If we expect young people to discover God’s will for them then we must teach them how to speak with Jesus in times of silent prayer. In order to prepare ourselves for regular conversation with the Lord where he can speak to us, we need to answer a few questions.
When? This is often the question we struggle to answer the most I think, or at least we struggle to answer it with consistency. The key is to pick a time and stick to it. The morning is typically the best time because the day hasn’t started yet, and we don’t have a thousand issues running through our heads. If you are like me and you are not a morning person, that doesn’t mean you can’t pray in the morning, it just means you might pray a little later than others do, and that’s ok! Just pick a time that’s realistic for you with your schedule and stick to it!
Where? Another question that we can struggle to answer or to have consistency with. It is vital to have a space that is set apart in order to spend time in prayer. This doesn’t have to be your local parish or adoration chapel, but that would be a great place to choose. The key is that it needs to be a quiet space and anything in the room needs to help you bring your mind to God (icons, crucifix, etc.) rather than staying in the things of the world (computer screen, music, etc.). It may be tempting to play ‘mood music,’ but I wouldn’t, even sacred music like chant. We need to learn that being in silence is ok, and though it feels that we are alone, we aren’t – the Lord is here to meet us.
How? Here’s my starter kit – your Bible, a journal and 20 minutes.

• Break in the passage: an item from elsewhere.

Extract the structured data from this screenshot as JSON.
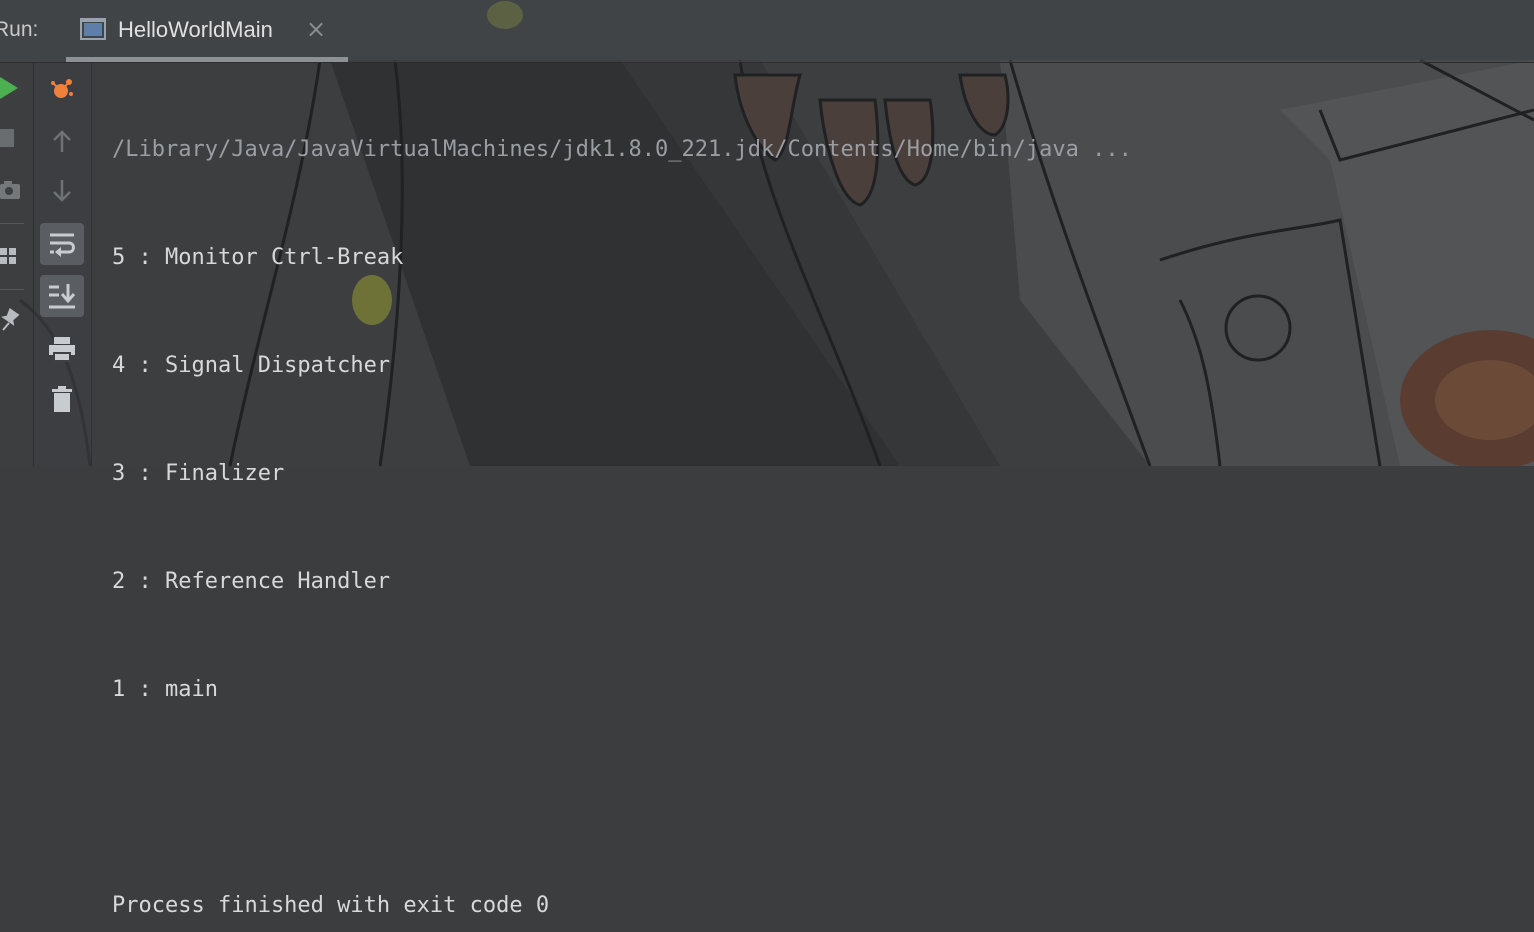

Read a passage from Scripture slowly, then read it slowly one more time. What word, phrase, action of a character, etc. sticks out to you. (Example: I’m reading about the storm at sea and the fear of the apostles sicks out to me) – talk to Jesus about why that word, phrase, action, etc. is affecting you. Talk to Jesus for about five minutes, or until you’ve said all you want to say. Then allow the silence to come back into your heart and wait for the Lord to respond. Sometimes he responds with a feeling or a thought that bubbles up, sometimes you’ll feel nothing, but this is all about consistency. It is about allowing God the space to act in your life. After your time of silence, write in your journal what you spoke to Jesus about and what you think he said back to you.
Please share this article with a young person in your life and encourage them to enter into daily prayer and encourage them by your own example of daily prayer.
– Father Nick Adam, vocation director
(Read about our current seminarians and their inspirational vocation stories at https://jacksondiocese.org/seminarians. Father Nick Adam can be contacted at firstname.lastname@example.org.)